How and When Will the Ward Boundary Review be Conducted?
Discovery - February-March 2021
First, the consultants will gather information on the present ward system from interviews with Town staff and elected officials, and compile data on the present and projected population.
Development - March-April 2021
The consultants will assess council composition and the present ward boundaries and develop alternative designs.
Engagement - 1st Round April 2021/2nd Round TBD
Public consultation is essential for the review process to be legitimate and effective, by allowing the community to provide input on the current and proposed ward boundary structures. The first phase of public consultation will focus on the evaluation of both the existing council and wards and gathering information on which of the guiding principles should be prioritized. The second phase of public consultation will focus primarily on council composition recommendations and ward boundary reconfiguration options.
- Public consultation sessions (i.e. open houses) will be held virtually to advise the public and gain their feedback. Visit the Township’s website for information.
- Surveys will be available during the open house sessions, as well as on oro-medonte.ca/wbr.
* In the light of the pandemic, public consultation will be implemented in accordance with the Township of Oro-Medonte’s public engagement practices, in a format consistent with current required electronic meetings and physical distancing protocols. The sessions will be converted to live meetings if and when such events are permitted.

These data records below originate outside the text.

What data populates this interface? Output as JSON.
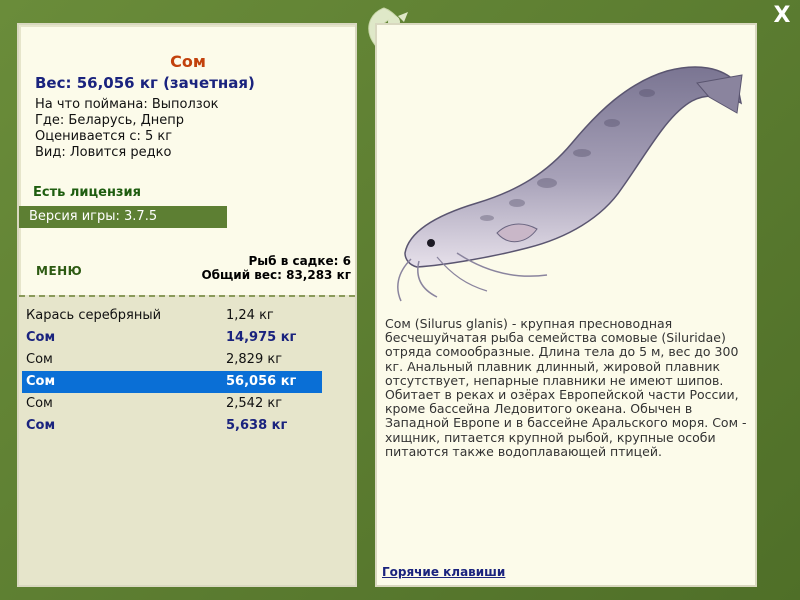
{
  "window": {
    "close_symbol": "X"
  },
  "fish": {
    "title": "Сом",
    "weight_line": "Вес: 56,056 кг (зачетная)",
    "details": [
      "На что поймана: Выползок",
      "Где: Беларусь, Днепр",
      "Оценивается с: 5 кг",
      "Вид: Ловится редко"
    ]
  },
  "license_text": "Есть лицензия",
  "version_text": "Версия игры: 3.7.5",
  "menu_label": "МЕНЮ",
  "cage": {
    "count_line": "Рыб в садке: 6",
    "total_line": "Общий вес: 83,283 кг"
  },
  "fish_list": [
    {
      "name": "Карась серебряный",
      "weight": "1,24 кг",
      "trophy": false,
      "selected": false
    },
    {
      "name": "Сом",
      "weight": "14,975 кг",
      "trophy": true,
      "selected": false
    },
    {
      "name": "Сом",
      "weight": "2,829 кг",
      "trophy": false,
      "selected": false
    },
    {
      "name": "Сом",
      "weight": "56,056 кг",
      "trophy": true,
      "selected": true
    },
    {
      "name": "Сом",
      "weight": "2,542 кг",
      "trophy": false,
      "selected": false
    },
    {
      "name": "Сом",
      "weight": "5,638 кг",
      "trophy": true,
      "selected": false
    }
  ],
  "description": "Сом (Silurus glanis) - крупная пресноводная бесчешуйчатая рыба семейства сомовые (Siluridae) отряда сомообразные. Длина тела до 5 м, вес до 300 кг. Анальный плавник длинный, жировой плавник отсутствует, непарные плавники не имеют шипов. Обитает в реках и озёрах Европейской части России, кроме бассейна Ледовитого океана. Обычен в Западной Европе и в бассейне Аральского моря. Сом - хищник, питается крупной рыбой, крупные особи питаются также водоплавающей птицей.",
  "hotkeys_label": "Горячие клавиши",
  "colors": {
    "frame": "#58792f",
    "selected_row": "#0a6fd6",
    "trophy_text": "#1a237e",
    "title_text": "#c2410c"
  }
}
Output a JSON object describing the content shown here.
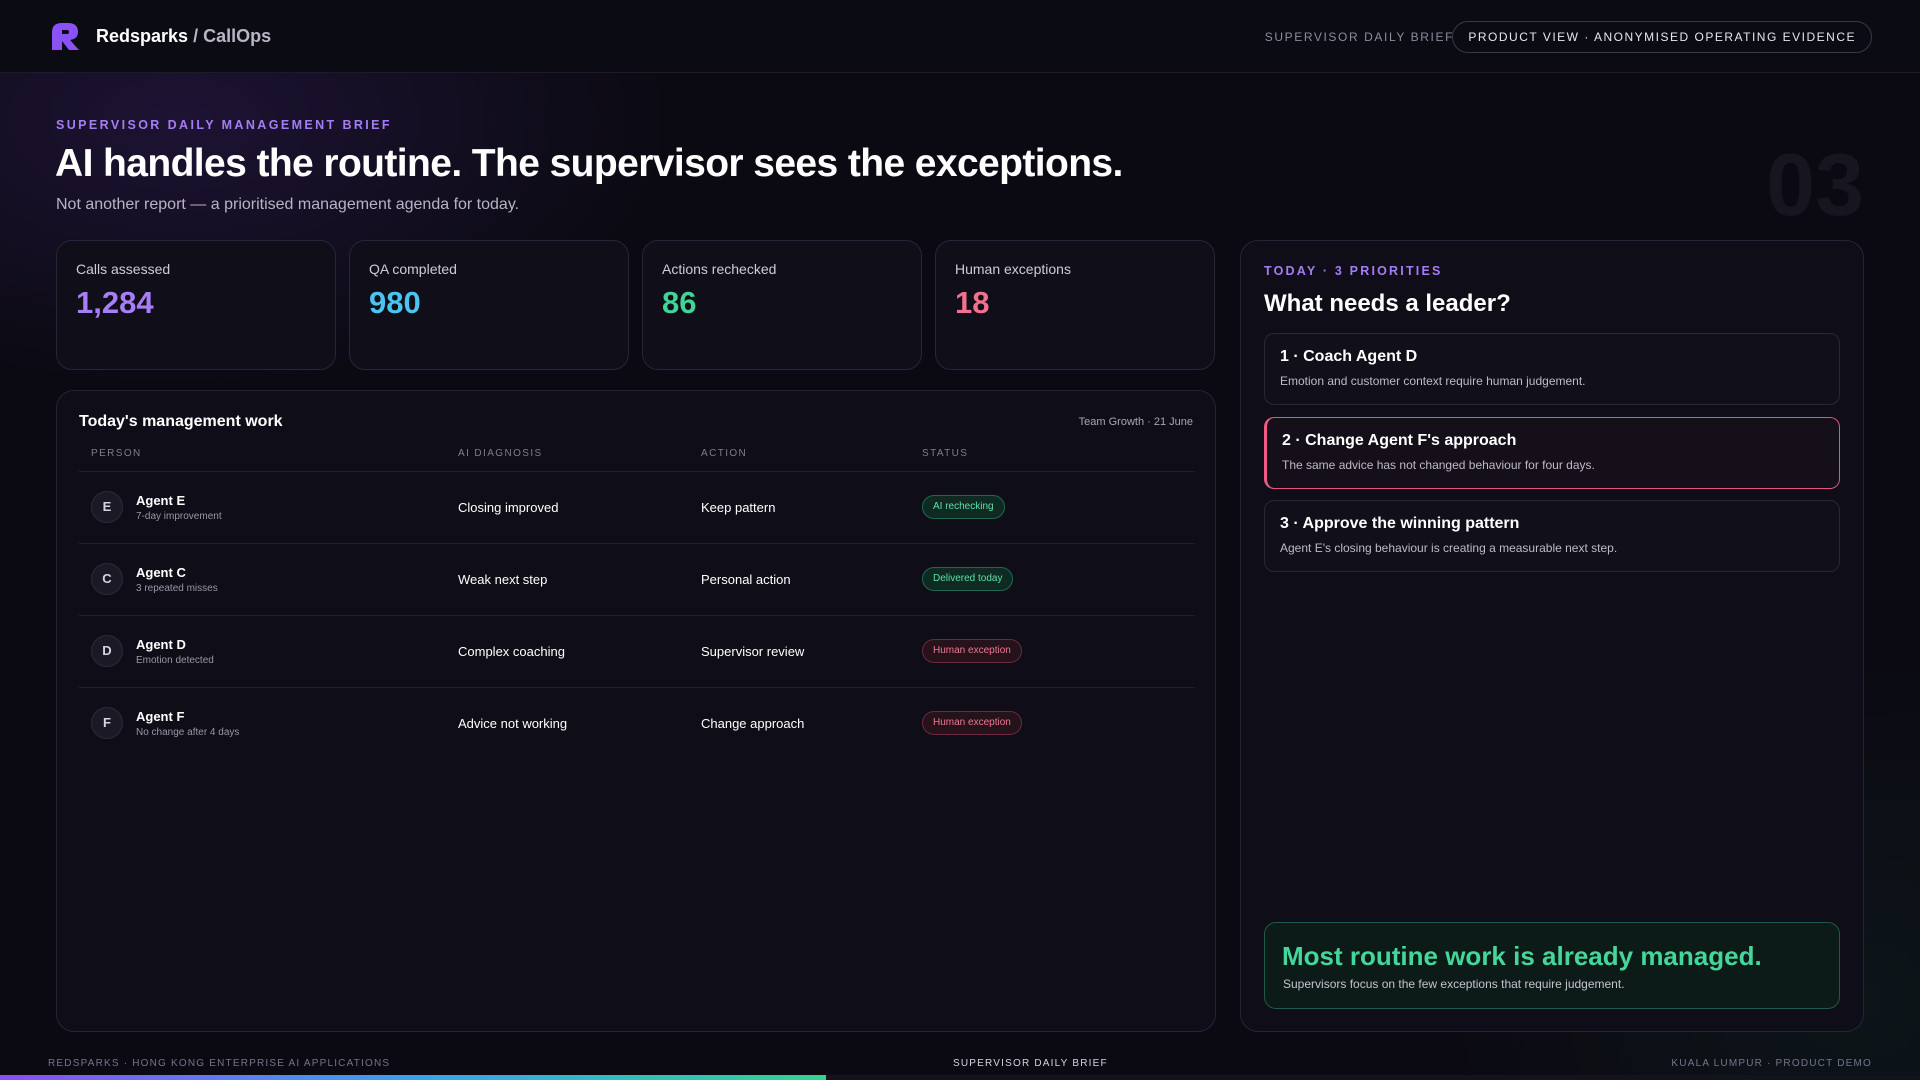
{
  "header": {
    "brand": "Redsparks",
    "brand_sub": "/ CallOps",
    "nav_label": "SUPERVISOR DAILY BRIEF",
    "view_pill": "PRODUCT VIEW · ANONYMISED OPERATING EVIDENCE"
  },
  "hero": {
    "eyebrow": "SUPERVISOR DAILY MANAGEMENT BRIEF",
    "title": "AI handles the routine. The supervisor sees the exceptions.",
    "subtitle": "Not another report — a prioritised management agenda for today.",
    "page_number": "03"
  },
  "kpis": [
    {
      "label": "Calls assessed",
      "value": "1,284",
      "color": "#a87ef8"
    },
    {
      "label": "QA completed",
      "value": "980",
      "color": "#4cc4f2"
    },
    {
      "label": "Actions rechecked",
      "value": "86",
      "color": "#41d494"
    },
    {
      "label": "Human exceptions",
      "value": "18",
      "color": "#f2718e"
    }
  ],
  "work": {
    "title": "Today's management work",
    "meta": "Team Growth · 21 June",
    "columns": [
      "PERSON",
      "AI DIAGNOSIS",
      "ACTION",
      "STATUS"
    ],
    "rows": [
      {
        "initial": "E",
        "name": "Agent E",
        "note": "7-day improvement",
        "diagnosis": "Closing improved",
        "action": "Keep pattern",
        "status": "AI rechecking",
        "status_tone": "green"
      },
      {
        "initial": "C",
        "name": "Agent C",
        "note": "3 repeated misses",
        "diagnosis": "Weak next step",
        "action": "Personal action",
        "status": "Delivered today",
        "status_tone": "green"
      },
      {
        "initial": "D",
        "name": "Agent D",
        "note": "Emotion detected",
        "diagnosis": "Complex coaching",
        "action": "Supervisor review",
        "status": "Human exception",
        "status_tone": "red"
      },
      {
        "initial": "F",
        "name": "Agent F",
        "note": "No change after 4 days",
        "diagnosis": "Advice not working",
        "action": "Change approach",
        "status": "Human exception",
        "status_tone": "red"
      }
    ]
  },
  "priorities": {
    "eyebrow": "TODAY · 3 PRIORITIES",
    "title": "What needs a leader?",
    "items": [
      {
        "title": "1 · Coach Agent D",
        "desc": "Emotion and customer context require human judgement."
      },
      {
        "title": "2 · Change Agent F's approach",
        "desc": "The same advice has not changed behaviour for four days."
      },
      {
        "title": "3 · Approve the winning pattern",
        "desc": "Agent E's closing behaviour is creating a measurable next step."
      }
    ],
    "callout_title": "Most routine work is already managed.",
    "callout_sub": "Supervisors focus on the few exceptions that require judgement."
  },
  "footer": {
    "left": "REDSPARKS · HONG KONG ENTERPRISE AI APPLICATIONS",
    "center": "SUPERVISOR DAILY BRIEF",
    "right": "KUALA LUMPUR · PRODUCT DEMO",
    "progress_fraction": 0.43
  }
}
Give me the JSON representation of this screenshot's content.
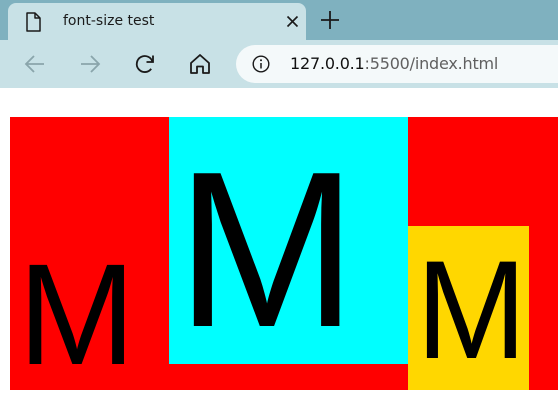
{
  "browser": {
    "tab": {
      "title": "font-size test",
      "icon": "file-icon",
      "close_icon": "close-icon"
    },
    "new_tab_icon": "plus-icon",
    "toolbar": {
      "back_icon": "arrow-left-icon",
      "forward_icon": "arrow-right-icon",
      "refresh_icon": "refresh-icon",
      "home_icon": "home-icon"
    },
    "address_bar": {
      "info_icon": "info-icon",
      "url_host": "127.0.0.1",
      "url_rest": ":5500/index.html"
    }
  },
  "page": {
    "boxes": [
      {
        "letter": "M",
        "background": "#ff0000"
      },
      {
        "letter": "M",
        "background": "#00ffff"
      },
      {
        "letter": "M",
        "background": "#ffd700"
      }
    ]
  }
}
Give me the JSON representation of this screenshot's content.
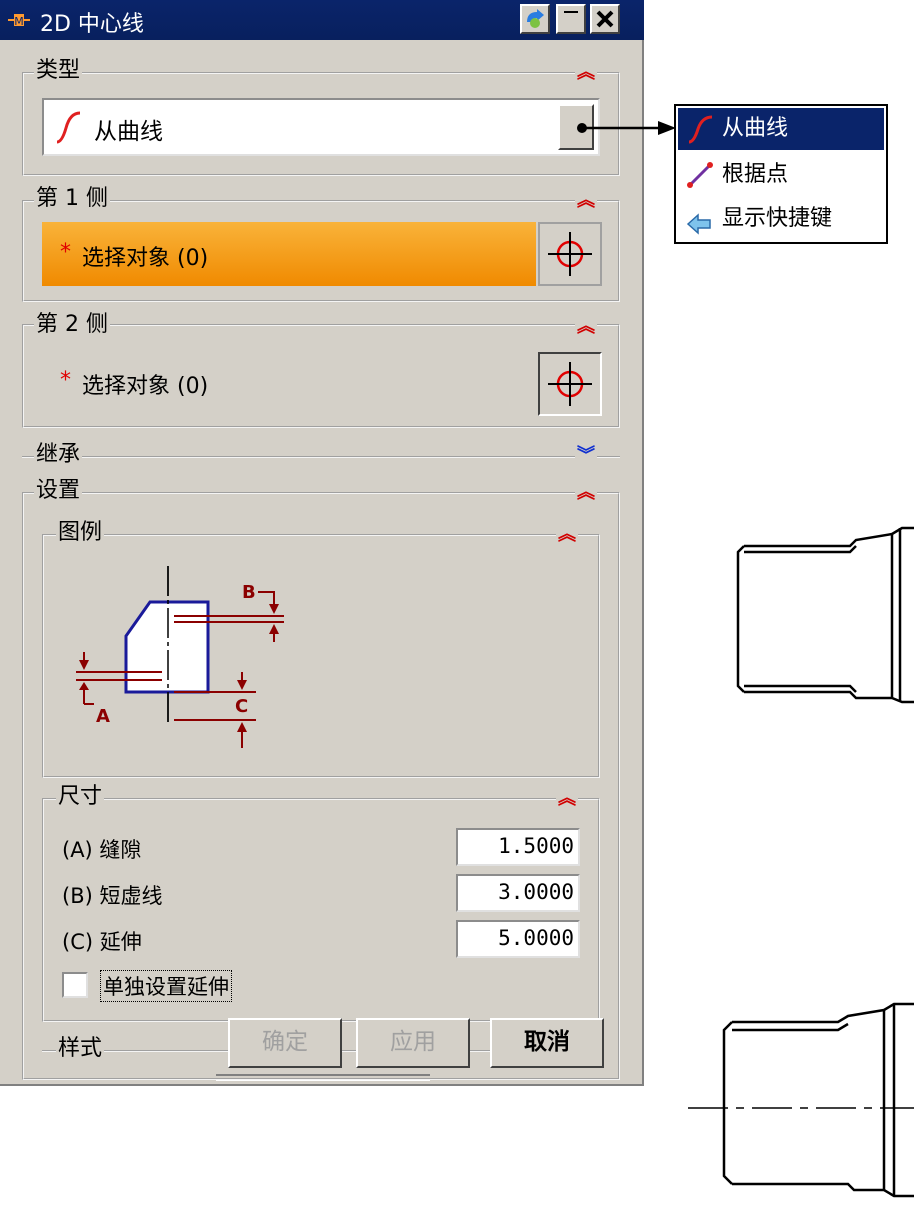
{
  "window": {
    "title": "2D 中心线"
  },
  "type_group": {
    "title": "类型",
    "selected": "从曲线"
  },
  "side1": {
    "title": "第 1 侧",
    "select_label": "选择对象 (0)"
  },
  "side2": {
    "title": "第 2 侧",
    "select_label": "选择对象 (0)"
  },
  "inherit": {
    "title": "继承"
  },
  "settings": {
    "title": "设置",
    "legend_title": "图例",
    "legend_labels": {
      "a": "A",
      "b": "B",
      "c": "C"
    },
    "dimensions": {
      "title": "尺寸",
      "rows": [
        {
          "label": "(A) 缝隙",
          "value": "1.5000"
        },
        {
          "label": "(B) 短虚线",
          "value": "3.0000"
        },
        {
          "label": "(C) 延伸",
          "value": "5.0000"
        }
      ],
      "checkbox_label": "单独设置延伸",
      "checkbox_checked": false
    },
    "style_title": "样式"
  },
  "buttons": {
    "ok": "确定",
    "apply": "应用",
    "cancel": "取消"
  },
  "dropdown": {
    "items": [
      {
        "label": "从曲线",
        "icon": "curve-icon",
        "selected": true
      },
      {
        "label": "根据点",
        "icon": "line-points-icon",
        "selected": false
      },
      {
        "label": "显示快捷键",
        "icon": "arrow-left-icon",
        "selected": false
      }
    ]
  },
  "colors": {
    "title_bar": "#0a246a",
    "selection_highlight": "#f7a21a",
    "collapse_up": "#d10000",
    "collapse_down": "#1030d0",
    "legend": "#8b0000"
  }
}
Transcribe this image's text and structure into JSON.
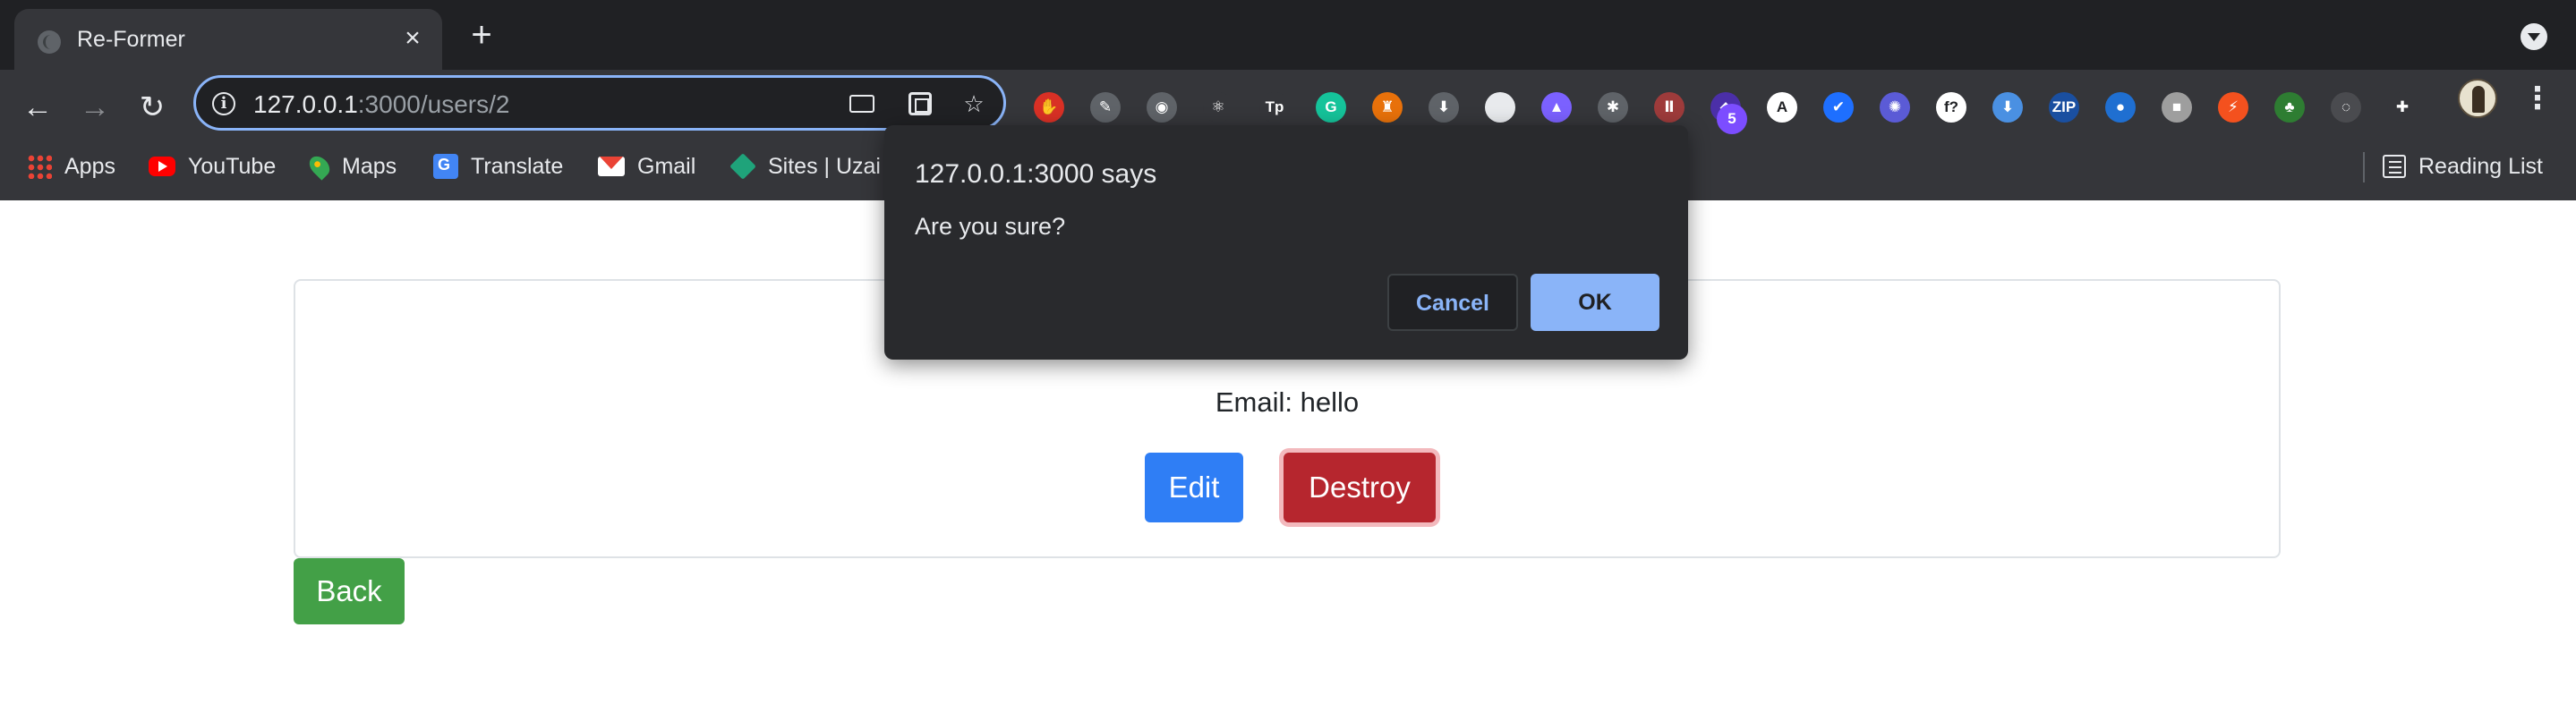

Approval/Adoption - Before September 2021
A final report will be submitted to Council, who will:
- determine the size of council,
- determine how members of council are elected (i.e. in wards or at-large); and
- divide, redivide or dissolve existing wards.
Reconsideration (if required) - Before October 2021
Municipal electors may also petition Council or appeal ward boundary decisions to the Local Planning Appeal Tribunal (LPAT)(formerly the Ontario Municipal Board.)
Who Should I Contact for More Information about the Ward Boundary Review?
Yvonne Aubichon, Clerk
148 Line 7 South
Phone: (705) 487-2171 ext. 2142
Fax: (705) 487-0133